Possible causes include:
- damage to the spine or discs
- nerve damage caused by diabetes
- inflammation of blood vessels
Applying heat packs, resting, massage, physical therapy, and taking anti-inflammatory medications, such as aspirin or naproxen, can help reduce pain levels. Various types of heat packs are available online.
If pain is severe, a person with occipital neuralgia may need to take oral muscle relaxants or nerve-blocking medications. For severe pain, a medical professional may recommend a local anesthetic or steroid injections.
On rare occasions, a person may need surgery to reduce pressure on the nerves or block pain messages to this part of the body.
Exercise-induced headaches occur as the result of strenuous physical activity. They start suddenly during or immediately after exercise, rapidly becoming severe.
A wide range of exercises might trigger this pain, from weightlifting or running to sexual intercourse and straining on the toilet.
Symptoms include a pulsating pain on both sides of the head, which can last from 5 minutes to 2 days. These headaches are usually isolated events and may also produce migraine-like symptoms.
Causes and prevention
The cause of these headaches is unknown. They typically only occur for 3–6 months. Methods for preventing them from recuring include:
- taking pain relief medication before exercise
- avoiding strenuous activity
- warming up properly
- drinking enough fluids
- eating nutritious foods
- getting enough sleep
Treatment consists of using normal headache pain relief medication, such as aspirin or acetaminophen.
Headaches are common. They can affect a person’s quality of life and their ability to carry out everyday tasks.

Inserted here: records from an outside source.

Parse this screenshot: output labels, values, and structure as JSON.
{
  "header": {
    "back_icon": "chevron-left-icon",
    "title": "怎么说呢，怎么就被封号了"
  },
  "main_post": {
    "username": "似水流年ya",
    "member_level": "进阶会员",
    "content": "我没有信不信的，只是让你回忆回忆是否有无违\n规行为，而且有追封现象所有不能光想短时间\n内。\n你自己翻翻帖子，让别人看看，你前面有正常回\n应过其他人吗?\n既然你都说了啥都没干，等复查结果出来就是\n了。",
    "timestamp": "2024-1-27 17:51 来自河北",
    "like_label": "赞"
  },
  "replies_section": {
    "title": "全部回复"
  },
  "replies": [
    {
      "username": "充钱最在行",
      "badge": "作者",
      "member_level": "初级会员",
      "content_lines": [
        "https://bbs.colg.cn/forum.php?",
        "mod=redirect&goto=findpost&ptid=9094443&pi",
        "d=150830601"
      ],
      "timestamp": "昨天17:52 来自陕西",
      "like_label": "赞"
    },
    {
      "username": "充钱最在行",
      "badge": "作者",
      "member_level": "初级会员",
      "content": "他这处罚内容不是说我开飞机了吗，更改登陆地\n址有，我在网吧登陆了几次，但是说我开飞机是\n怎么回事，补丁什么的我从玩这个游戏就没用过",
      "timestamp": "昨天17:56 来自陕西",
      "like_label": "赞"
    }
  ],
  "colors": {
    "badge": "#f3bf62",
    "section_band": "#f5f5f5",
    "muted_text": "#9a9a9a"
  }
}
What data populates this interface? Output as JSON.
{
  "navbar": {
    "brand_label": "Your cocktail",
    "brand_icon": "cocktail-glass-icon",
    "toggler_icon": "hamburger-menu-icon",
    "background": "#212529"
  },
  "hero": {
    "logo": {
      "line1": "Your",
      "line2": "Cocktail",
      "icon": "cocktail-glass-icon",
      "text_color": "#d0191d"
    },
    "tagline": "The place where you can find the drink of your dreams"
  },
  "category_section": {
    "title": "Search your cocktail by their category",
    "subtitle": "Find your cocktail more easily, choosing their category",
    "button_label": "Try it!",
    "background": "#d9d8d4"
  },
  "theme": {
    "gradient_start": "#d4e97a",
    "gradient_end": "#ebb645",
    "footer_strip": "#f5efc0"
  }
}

Many headaches go away without treatment, but some have more serious causes. Anyone who is worried about pain in the back of their head should seek medical advice. If there is an underlying cause that needs addressing, it is better to do so as soon as possible.